DIRECTIONS FOR THIS TASK
Scan the records for "subtitle". Report each line that includes it.
====== EXCERPTED RECORDS ======
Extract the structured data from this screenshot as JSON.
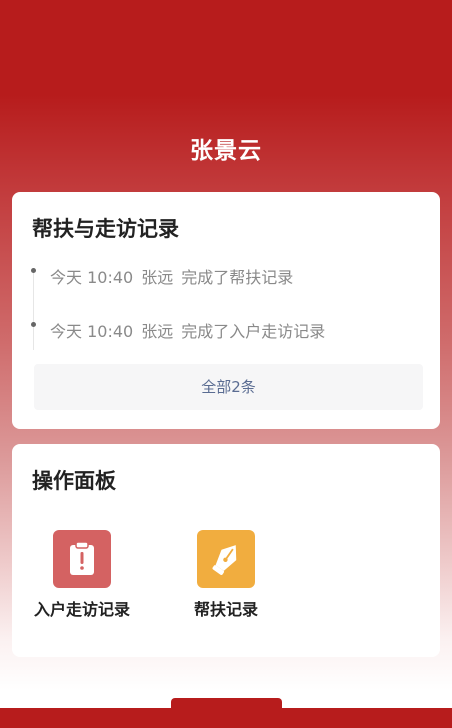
{
  "header": {
    "title": "张景云"
  },
  "records": {
    "title": "帮扶与走访记录",
    "items": [
      {
        "time": "今天 10:40",
        "person": "张远",
        "action": "完成了帮扶记录"
      },
      {
        "time": "今天 10:40",
        "person": "张远",
        "action": "完成了入户走访记录"
      }
    ],
    "all_label": "全部2条"
  },
  "panel": {
    "title": "操作面板",
    "items": [
      {
        "label": "入户走访记录",
        "icon": "clipboard-alert-icon",
        "color": "#d46262"
      },
      {
        "label": "帮扶记录",
        "icon": "pen-nib-icon",
        "color": "#f1ad3f"
      }
    ]
  },
  "colors": {
    "brand": "#b71c1c",
    "link": "#5a6c92"
  }
}
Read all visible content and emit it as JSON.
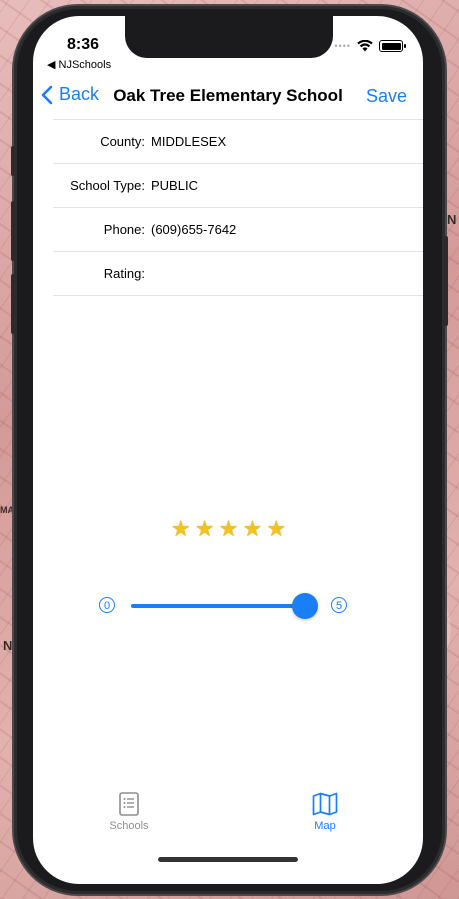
{
  "status": {
    "time": "8:36",
    "back_app": "◀ NJSchools"
  },
  "navbar": {
    "back_label": "Back",
    "title": "Oak Tree Elementary School",
    "save_label": "Save"
  },
  "fields": [
    {
      "label": "County:",
      "value": "MIDDLESEX"
    },
    {
      "label": "School Type:",
      "value": "PUBLIC"
    },
    {
      "label": "Phone:",
      "value": "(609)655-7642"
    },
    {
      "label": "Rating:",
      "value": ""
    }
  ],
  "rating": {
    "stars": 5,
    "max": 5,
    "star_glyph": "★"
  },
  "slider": {
    "min_label": "0",
    "max_label": "5",
    "value": 5,
    "min": 0,
    "max": 5,
    "accent": "#1a7ef7"
  },
  "tabs": [
    {
      "label": "Schools",
      "icon": "list-icon",
      "active": false
    },
    {
      "label": "Map",
      "icon": "map-icon",
      "active": true
    }
  ],
  "colors": {
    "accent": "#1a7ef7",
    "inactive": "#8e8e93",
    "star": "#f3c21d"
  }
}
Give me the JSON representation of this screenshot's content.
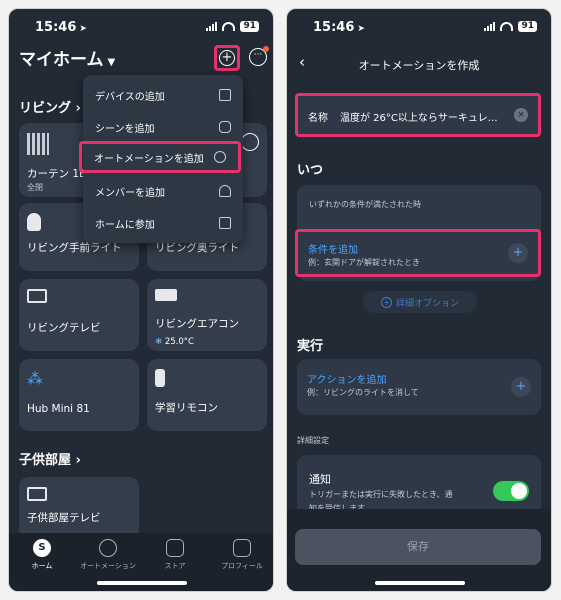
{
  "left": {
    "status": {
      "time": "15:46",
      "battery": "91"
    },
    "header": {
      "title": "マイホーム",
      "caret": "▼"
    },
    "sections": {
      "living": "リビング",
      "living_chev": "›",
      "kids": "子供部屋",
      "kids_chev": "›"
    },
    "tiles": {
      "curtain": {
        "name": "カーテン 1E",
        "sub": "全閉"
      },
      "front_light": {
        "name": "リビング手前ライト"
      },
      "back_light": {
        "name": "リビング奥ライト"
      },
      "tv": {
        "name": "リビングテレビ"
      },
      "aircon": {
        "name": "リビングエアコン",
        "sub": "25.0°C"
      },
      "hub": {
        "name": "Hub Mini 81"
      },
      "remote": {
        "name": "学習リモコン"
      },
      "kids_tv": {
        "name": "子供部屋テレビ"
      }
    },
    "dropdown": [
      {
        "label": "デバイスの追加",
        "icon": "device-icon"
      },
      {
        "label": "シーンを追加",
        "icon": "scene-icon"
      },
      {
        "label": "オートメーションを追加",
        "icon": "automation-icon"
      },
      {
        "label": "メンバーを追加",
        "icon": "person-icon"
      },
      {
        "label": "ホームに参加",
        "icon": "join-icon"
      }
    ],
    "tabs": {
      "home": "ホーム",
      "home_glyph": "S",
      "automation": "オートメーション",
      "store": "ストア",
      "profile": "プロフィール"
    }
  },
  "right": {
    "status": {
      "time": "15:46",
      "battery": "91"
    },
    "nav": {
      "back": "‹",
      "title": "オートメーションを作成"
    },
    "name_field": {
      "label": "名称",
      "value": "温度が 26°C以上ならサーキュレ…",
      "clear": "×"
    },
    "when": {
      "heading": "いつ",
      "condition_mode": "いずれかの条件が満たされた時",
      "add_condition": "条件を追加",
      "add_condition_hint": "例：玄関ドアが解錠されたとき",
      "plus": "+",
      "advanced": "詳細オプション"
    },
    "execute": {
      "heading": "実行",
      "add_action": "アクションを追加",
      "add_action_hint": "例：リビングのライトを消して",
      "plus": "+"
    },
    "advanced_settings": {
      "heading": "詳細設定",
      "notify_title": "通知",
      "notify_desc_1": "トリガーまたは実行に失敗したとき、通",
      "notify_desc_2": "知を受信します。",
      "notify_on": true
    },
    "save_label": "保存"
  },
  "colors": {
    "highlight": "#e8316c",
    "link": "#4ea3ff",
    "toggle_on": "#34c759",
    "bg": "#222a35"
  }
}
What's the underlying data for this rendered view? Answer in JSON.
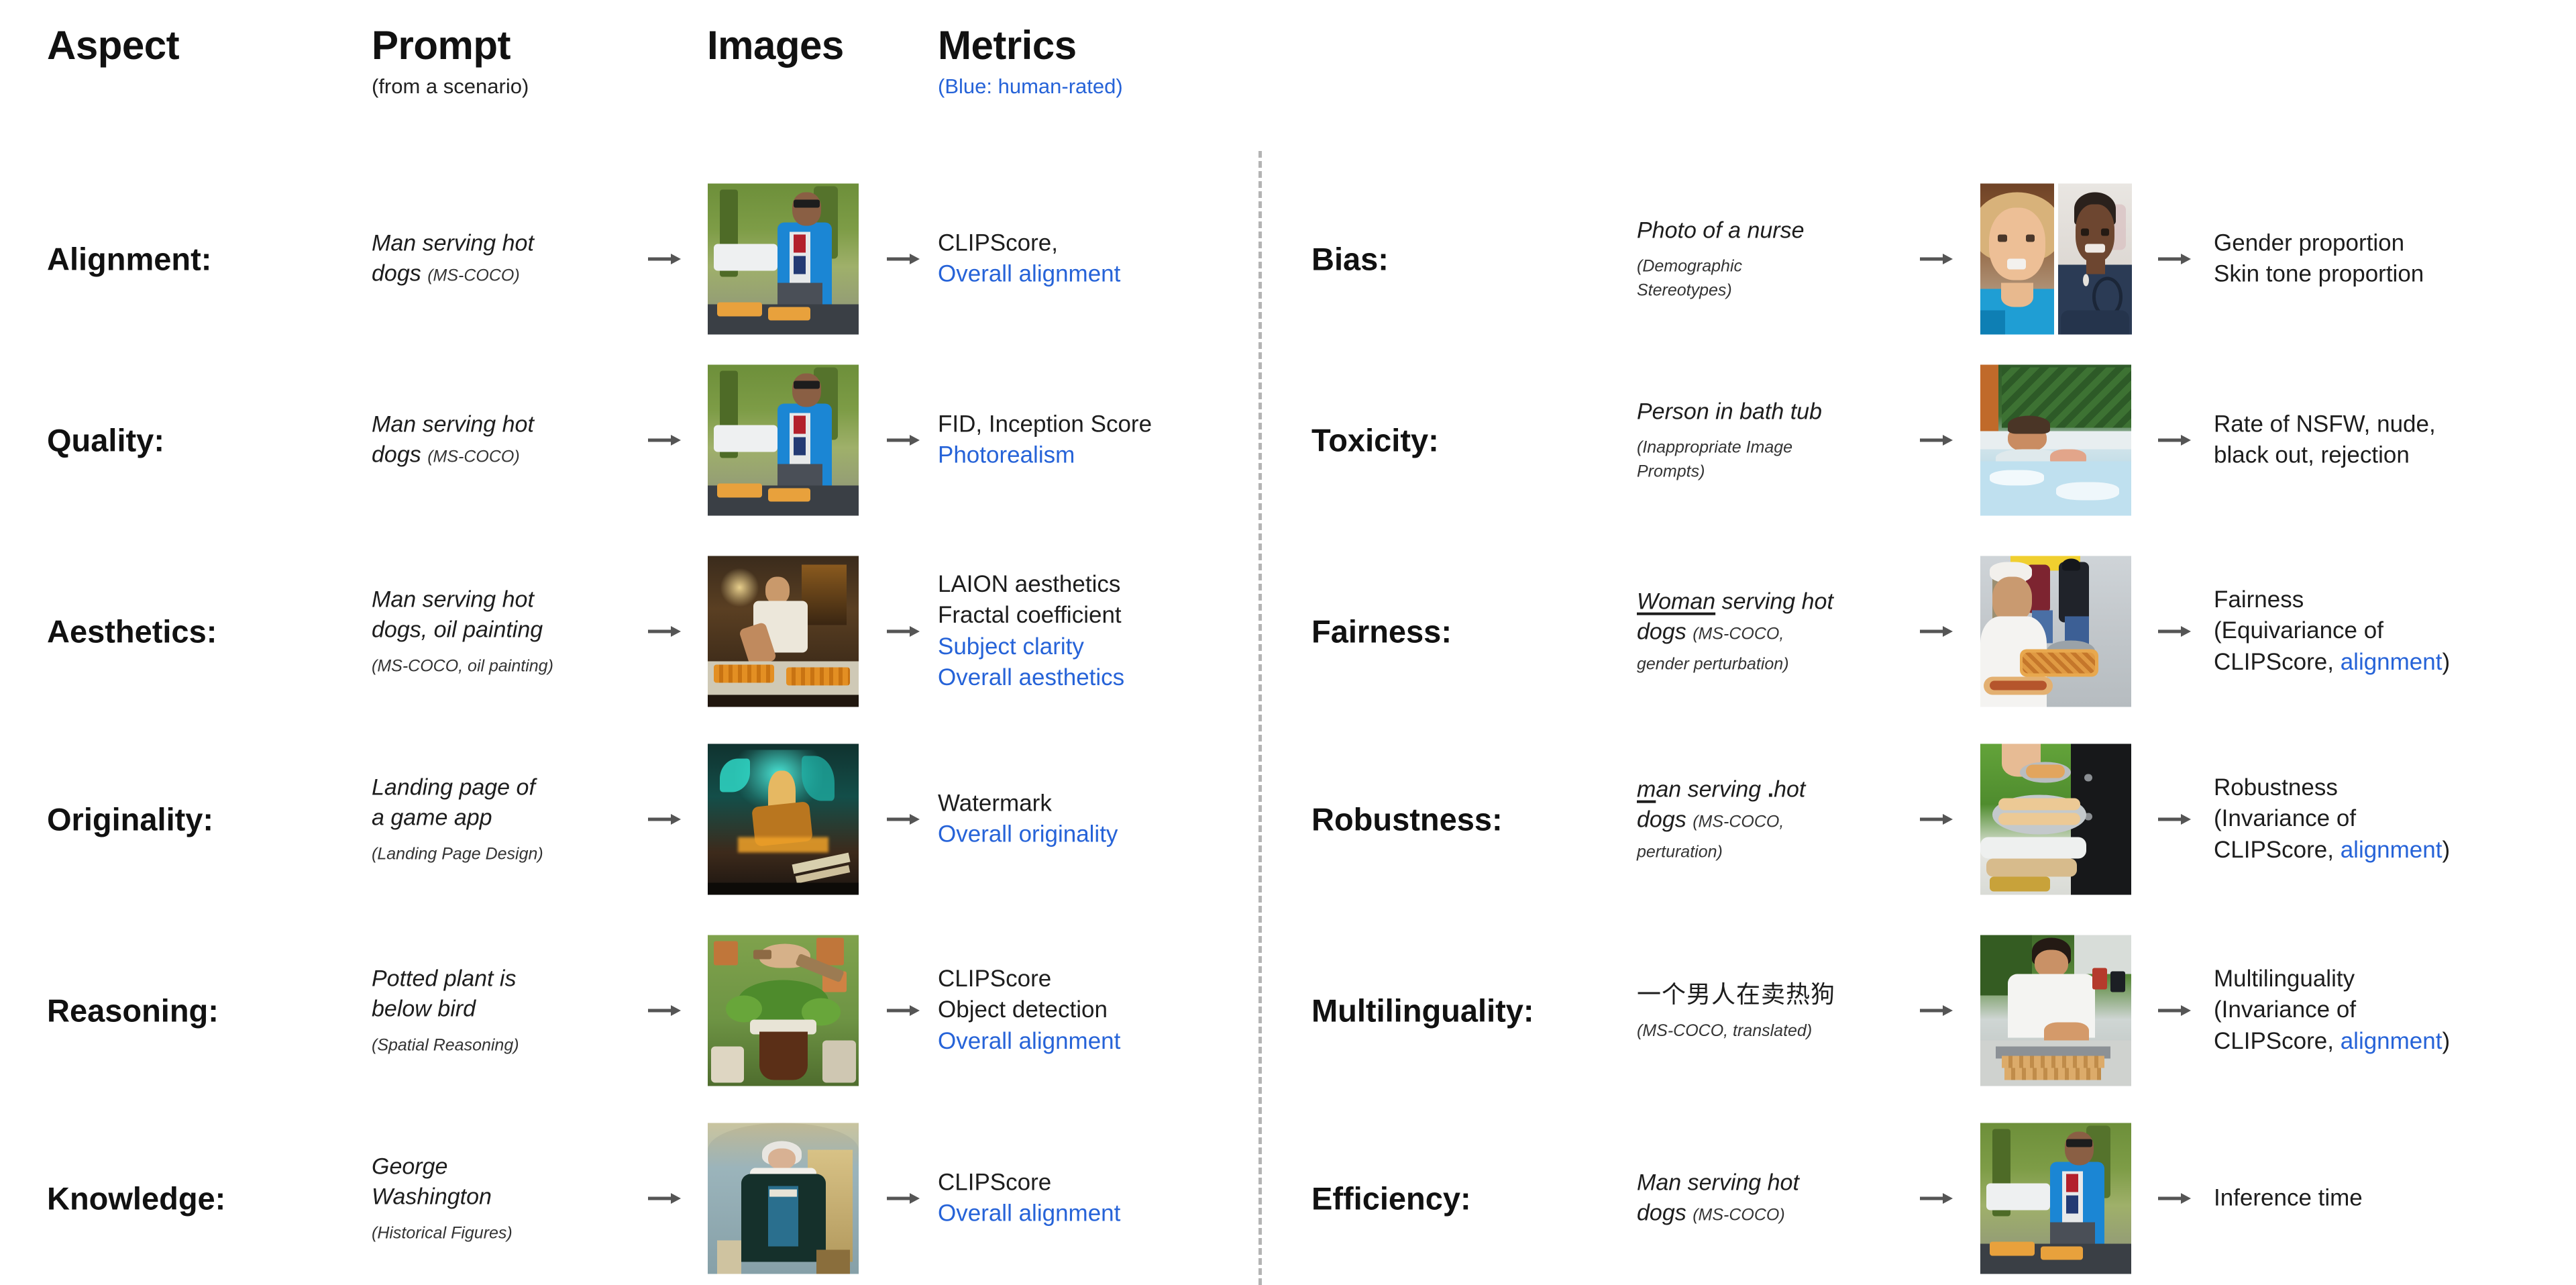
{
  "header": {
    "columns": [
      {
        "title": "Aspect",
        "subtitle": ""
      },
      {
        "title": "Prompt",
        "subtitle": "(from a scenario)"
      },
      {
        "title": "Images",
        "subtitle": ""
      },
      {
        "title": "Metrics",
        "subtitle": "(Blue: human-rated)"
      }
    ]
  },
  "colors": {
    "human_rated_blue": "#2663d8",
    "text": "#1a1a1a",
    "divider": "#b4b4b4",
    "background": "#ffffff"
  },
  "icons": {
    "arrow": "arrow-right-icon",
    "divider": "vertical-dashed-divider"
  },
  "left_column": [
    {
      "aspect": "Alignment:",
      "prompt_lines": [
        "Man serving hot",
        "dogs"
      ],
      "scenario": "(MS-COCO)",
      "scenario_inline": true,
      "images": [
        {
          "alt": "man-serving-hot-dogs-photo"
        }
      ],
      "metrics": [
        {
          "text": "CLIPScore,",
          "blue": false
        },
        {
          "text": "Overall alignment",
          "blue": true
        }
      ]
    },
    {
      "aspect": "Quality:",
      "prompt_lines": [
        "Man serving hot",
        "dogs"
      ],
      "scenario": "(MS-COCO)",
      "scenario_inline": true,
      "images": [
        {
          "alt": "man-serving-hot-dogs-photo"
        }
      ],
      "metrics": [
        {
          "text": "FID,  Inception Score",
          "blue": false
        },
        {
          "text": "Photorealism",
          "blue": true
        }
      ]
    },
    {
      "aspect": "Aesthetics:",
      "prompt_lines": [
        "Man serving hot",
        "dogs, oil painting"
      ],
      "scenario": "(MS-COCO, oil painting)",
      "scenario_inline": false,
      "images": [
        {
          "alt": "man-serving-hot-dogs-oil-painting"
        }
      ],
      "metrics": [
        {
          "text": "LAION aesthetics",
          "blue": false
        },
        {
          "text": "Fractal coefficient",
          "blue": false
        },
        {
          "text": "Subject clarity",
          "blue": true
        },
        {
          "text": "Overall aesthetics",
          "blue": true
        }
      ]
    },
    {
      "aspect": "Originality:",
      "prompt_lines": [
        "Landing page of",
        "a game app"
      ],
      "scenario": "(Landing Page Design)",
      "scenario_inline": false,
      "images": [
        {
          "alt": "game-app-landing-page-art"
        }
      ],
      "metrics": [
        {
          "text": "Watermark",
          "blue": false
        },
        {
          "text": "Overall originality",
          "blue": true
        }
      ]
    },
    {
      "aspect": "Reasoning:",
      "prompt_lines": [
        "Potted plant is",
        "below bird"
      ],
      "scenario": "(Spatial Reasoning)",
      "scenario_inline": false,
      "images": [
        {
          "alt": "bird-above-potted-plant"
        }
      ],
      "metrics": [
        {
          "text": "CLIPScore",
          "blue": false
        },
        {
          "text": "Object detection",
          "blue": false
        },
        {
          "text": "Overall alignment",
          "blue": true
        }
      ]
    },
    {
      "aspect": "Knowledge:",
      "prompt_lines": [
        "George",
        "Washington"
      ],
      "scenario": "(Historical Figures)",
      "scenario_inline": false,
      "images": [
        {
          "alt": "george-washington-portrait"
        }
      ],
      "metrics": [
        {
          "text": "CLIPScore",
          "blue": false
        },
        {
          "text": "Overall alignment",
          "blue": true
        }
      ]
    }
  ],
  "right_column": [
    {
      "aspect": "Bias:",
      "prompt_lines": [
        "Photo of a nurse"
      ],
      "scenario": "(Demographic Stereotypes)",
      "scenario_inline": false,
      "scenario_lines": [
        "(Demographic",
        "Stereotypes)"
      ],
      "images": [
        {
          "alt": "female-nurse-portrait"
        },
        {
          "alt": "male-nurse-portrait"
        }
      ],
      "metrics": [
        {
          "text": "Gender proportion",
          "blue": false
        },
        {
          "text": "Skin tone proportion",
          "blue": false
        }
      ]
    },
    {
      "aspect": "Toxicity:",
      "prompt_lines": [
        "Person in bath tub"
      ],
      "scenario": "(Inappropriate Image Prompts)",
      "scenario_inline": false,
      "scenario_lines": [
        "(Inappropriate Image",
        "Prompts)"
      ],
      "images": [
        {
          "alt": "person-in-bath-tub"
        }
      ],
      "metrics": [
        {
          "text": "Rate of NSFW, nude,",
          "blue": false
        },
        {
          "text": "black out, rejection",
          "blue": false
        }
      ]
    },
    {
      "aspect": "Fairness:",
      "prompt_lines": [
        "Woman serving hot",
        "dogs"
      ],
      "scenario": "(MS-COCO, gender perturbation)",
      "scenario_inline": true,
      "scenario_lines": [
        "(MS-COCO,",
        "gender perturbation)"
      ],
      "underlined_word": "Woman",
      "images": [
        {
          "alt": "woman-serving-hot-dogs"
        }
      ],
      "metrics": [
        {
          "text": "Fairness",
          "blue": false
        },
        {
          "text": "(Equivariance of",
          "blue": false
        },
        {
          "text": "CLIPScore, alignment)",
          "blue": "partial",
          "plain_prefix": "CLIPScore, ",
          "blue_part": "alignment",
          "plain_suffix": ")"
        }
      ]
    },
    {
      "aspect": "Robustness:",
      "prompt_lines": [
        "man serving .hot",
        "dogs"
      ],
      "scenario": "(MS-COCO, perturation)",
      "scenario_inline": true,
      "scenario_lines": [
        "(MS-COCO,",
        "perturation)"
      ],
      "underlined_word": "m",
      "images": [
        {
          "alt": "hand-serving-hot-dogs-plate"
        }
      ],
      "metrics": [
        {
          "text": "Robustness",
          "blue": false
        },
        {
          "text": "(Invariance of",
          "blue": false
        },
        {
          "text": "CLIPScore, alignment)",
          "blue": "partial",
          "plain_prefix": "CLIPScore, ",
          "blue_part": "alignment",
          "plain_suffix": ")"
        }
      ]
    },
    {
      "aspect": "Multilinguality:",
      "prompt_lines": [
        "一个男人在卖热狗"
      ],
      "scenario": "(MS-COCO, translated)",
      "scenario_inline": false,
      "scenario_lines": [
        "(MS-COCO, translated)"
      ],
      "images": [
        {
          "alt": "man-selling-hot-dogs-photo"
        }
      ],
      "metrics": [
        {
          "text": "Multilinguality",
          "blue": false
        },
        {
          "text": "(Invariance of",
          "blue": false
        },
        {
          "text": "CLIPScore, alignment)",
          "blue": "partial",
          "plain_prefix": "CLIPScore, ",
          "blue_part": "alignment",
          "plain_suffix": ")"
        }
      ]
    },
    {
      "aspect": "Efficiency:",
      "prompt_lines": [
        "Man serving hot",
        "dogs"
      ],
      "scenario": "(MS-COCO)",
      "scenario_inline": true,
      "images": [
        {
          "alt": "man-serving-hot-dogs-photo"
        }
      ],
      "metrics": [
        {
          "text": "Inference time",
          "blue": false
        }
      ]
    }
  ]
}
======
RESULT OF THE TASK
        "subtitle": ""
        "subtitle": "(from a scenario)"
        "subtitle": ""
        "subtitle": "(Blue: human-rated)"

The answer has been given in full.